▶ Work item
Report each line of the entries below that has the word "Confocal" in it.

+ + + + +

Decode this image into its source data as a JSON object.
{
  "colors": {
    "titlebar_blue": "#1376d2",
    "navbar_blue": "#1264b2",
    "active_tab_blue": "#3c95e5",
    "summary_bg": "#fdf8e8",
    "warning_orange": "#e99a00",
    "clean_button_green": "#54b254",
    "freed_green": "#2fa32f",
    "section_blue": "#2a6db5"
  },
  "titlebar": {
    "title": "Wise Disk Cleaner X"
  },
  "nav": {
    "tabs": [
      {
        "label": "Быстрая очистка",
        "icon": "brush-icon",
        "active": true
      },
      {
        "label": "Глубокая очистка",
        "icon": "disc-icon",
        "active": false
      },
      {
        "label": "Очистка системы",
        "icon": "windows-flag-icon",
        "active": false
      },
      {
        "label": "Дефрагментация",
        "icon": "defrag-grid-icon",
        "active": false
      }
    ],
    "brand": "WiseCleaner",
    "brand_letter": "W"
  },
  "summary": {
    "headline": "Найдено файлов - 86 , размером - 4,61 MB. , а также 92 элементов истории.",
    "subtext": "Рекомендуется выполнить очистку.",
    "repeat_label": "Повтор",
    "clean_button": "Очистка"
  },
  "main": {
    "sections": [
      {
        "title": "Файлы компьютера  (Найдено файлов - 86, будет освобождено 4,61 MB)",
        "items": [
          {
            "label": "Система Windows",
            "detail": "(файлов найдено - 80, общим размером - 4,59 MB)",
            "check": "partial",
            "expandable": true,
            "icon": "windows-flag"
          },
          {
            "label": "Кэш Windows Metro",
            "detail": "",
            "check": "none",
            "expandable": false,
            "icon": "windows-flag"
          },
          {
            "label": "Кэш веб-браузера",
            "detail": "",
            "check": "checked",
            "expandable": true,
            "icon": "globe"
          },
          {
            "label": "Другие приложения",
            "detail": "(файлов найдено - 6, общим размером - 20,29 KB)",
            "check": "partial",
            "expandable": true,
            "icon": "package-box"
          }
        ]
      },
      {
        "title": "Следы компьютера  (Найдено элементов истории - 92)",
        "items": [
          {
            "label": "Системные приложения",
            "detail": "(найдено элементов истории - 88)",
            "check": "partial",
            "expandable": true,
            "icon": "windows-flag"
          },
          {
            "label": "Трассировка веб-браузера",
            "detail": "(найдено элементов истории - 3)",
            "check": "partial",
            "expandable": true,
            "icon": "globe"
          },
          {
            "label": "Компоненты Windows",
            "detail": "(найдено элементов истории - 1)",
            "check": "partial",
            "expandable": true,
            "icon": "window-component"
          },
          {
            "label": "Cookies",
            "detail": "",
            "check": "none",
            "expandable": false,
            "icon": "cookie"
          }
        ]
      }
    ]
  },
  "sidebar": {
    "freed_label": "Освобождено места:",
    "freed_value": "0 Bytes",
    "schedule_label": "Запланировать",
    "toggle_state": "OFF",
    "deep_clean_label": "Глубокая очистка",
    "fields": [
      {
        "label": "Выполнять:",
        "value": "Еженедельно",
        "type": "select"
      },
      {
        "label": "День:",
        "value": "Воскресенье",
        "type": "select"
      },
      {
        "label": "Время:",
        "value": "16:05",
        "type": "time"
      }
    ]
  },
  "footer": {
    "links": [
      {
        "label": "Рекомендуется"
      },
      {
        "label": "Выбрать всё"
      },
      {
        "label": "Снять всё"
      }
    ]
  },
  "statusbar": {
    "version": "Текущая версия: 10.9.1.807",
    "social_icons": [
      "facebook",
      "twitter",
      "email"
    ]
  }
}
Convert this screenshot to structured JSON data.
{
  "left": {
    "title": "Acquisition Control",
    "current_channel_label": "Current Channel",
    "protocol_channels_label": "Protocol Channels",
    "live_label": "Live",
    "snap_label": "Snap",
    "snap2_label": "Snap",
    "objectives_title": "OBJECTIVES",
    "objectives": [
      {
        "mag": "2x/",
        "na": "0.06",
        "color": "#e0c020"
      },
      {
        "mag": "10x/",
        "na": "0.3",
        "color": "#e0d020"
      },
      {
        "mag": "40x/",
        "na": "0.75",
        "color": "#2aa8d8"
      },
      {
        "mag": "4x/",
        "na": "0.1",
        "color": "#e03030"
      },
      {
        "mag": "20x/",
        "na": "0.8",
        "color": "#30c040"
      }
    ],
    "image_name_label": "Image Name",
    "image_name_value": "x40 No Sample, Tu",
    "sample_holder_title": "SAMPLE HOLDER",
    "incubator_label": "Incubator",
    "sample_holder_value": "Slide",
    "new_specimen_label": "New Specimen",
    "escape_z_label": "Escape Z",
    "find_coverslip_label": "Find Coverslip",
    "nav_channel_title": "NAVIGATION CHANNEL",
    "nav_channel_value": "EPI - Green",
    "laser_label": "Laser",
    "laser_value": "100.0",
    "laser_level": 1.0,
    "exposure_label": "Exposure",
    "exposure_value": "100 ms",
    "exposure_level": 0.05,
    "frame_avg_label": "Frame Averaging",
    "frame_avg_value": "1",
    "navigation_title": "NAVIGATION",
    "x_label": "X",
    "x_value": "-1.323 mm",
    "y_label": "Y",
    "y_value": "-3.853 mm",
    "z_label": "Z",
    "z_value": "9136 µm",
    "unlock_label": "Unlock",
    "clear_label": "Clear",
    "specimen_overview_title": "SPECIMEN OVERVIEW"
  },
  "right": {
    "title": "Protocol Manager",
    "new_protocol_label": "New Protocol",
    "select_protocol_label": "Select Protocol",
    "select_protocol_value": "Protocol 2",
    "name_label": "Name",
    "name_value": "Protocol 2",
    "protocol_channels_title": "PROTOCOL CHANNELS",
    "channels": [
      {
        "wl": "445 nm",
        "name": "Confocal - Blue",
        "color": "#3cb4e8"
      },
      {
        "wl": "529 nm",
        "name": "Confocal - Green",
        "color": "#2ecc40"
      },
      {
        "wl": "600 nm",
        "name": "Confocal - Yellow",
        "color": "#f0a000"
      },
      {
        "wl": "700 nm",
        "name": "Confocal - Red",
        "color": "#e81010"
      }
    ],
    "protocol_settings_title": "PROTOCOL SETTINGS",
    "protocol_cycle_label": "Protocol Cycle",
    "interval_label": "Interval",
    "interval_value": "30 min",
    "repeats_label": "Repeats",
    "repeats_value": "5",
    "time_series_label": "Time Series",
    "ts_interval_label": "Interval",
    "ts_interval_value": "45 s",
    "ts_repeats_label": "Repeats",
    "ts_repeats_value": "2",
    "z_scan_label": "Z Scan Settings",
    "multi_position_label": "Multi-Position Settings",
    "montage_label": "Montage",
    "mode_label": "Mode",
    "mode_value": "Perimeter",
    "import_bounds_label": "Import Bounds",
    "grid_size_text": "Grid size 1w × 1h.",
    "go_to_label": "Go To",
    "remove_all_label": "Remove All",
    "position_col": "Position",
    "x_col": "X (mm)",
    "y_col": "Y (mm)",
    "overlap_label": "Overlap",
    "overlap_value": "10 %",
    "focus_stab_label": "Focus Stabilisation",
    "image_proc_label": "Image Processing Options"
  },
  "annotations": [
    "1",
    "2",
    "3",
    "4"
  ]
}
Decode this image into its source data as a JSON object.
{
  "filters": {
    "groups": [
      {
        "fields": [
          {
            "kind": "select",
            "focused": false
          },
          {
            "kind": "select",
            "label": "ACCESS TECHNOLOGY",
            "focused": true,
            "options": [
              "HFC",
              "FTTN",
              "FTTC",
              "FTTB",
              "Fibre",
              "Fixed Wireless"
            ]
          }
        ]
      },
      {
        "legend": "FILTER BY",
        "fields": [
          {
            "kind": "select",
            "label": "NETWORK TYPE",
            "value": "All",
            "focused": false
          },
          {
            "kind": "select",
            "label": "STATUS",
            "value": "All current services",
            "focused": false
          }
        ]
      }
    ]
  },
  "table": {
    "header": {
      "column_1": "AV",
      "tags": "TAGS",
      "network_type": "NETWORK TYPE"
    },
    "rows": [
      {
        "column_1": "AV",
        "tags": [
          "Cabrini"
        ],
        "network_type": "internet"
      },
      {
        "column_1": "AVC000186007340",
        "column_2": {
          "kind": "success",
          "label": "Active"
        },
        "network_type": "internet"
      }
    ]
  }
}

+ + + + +

▶ Answer to this task
        "name": "Confocal - Blue",
        "name": "Confocal - Green",
        "name": "Confocal - Yellow",
        "name": "Confocal - Red",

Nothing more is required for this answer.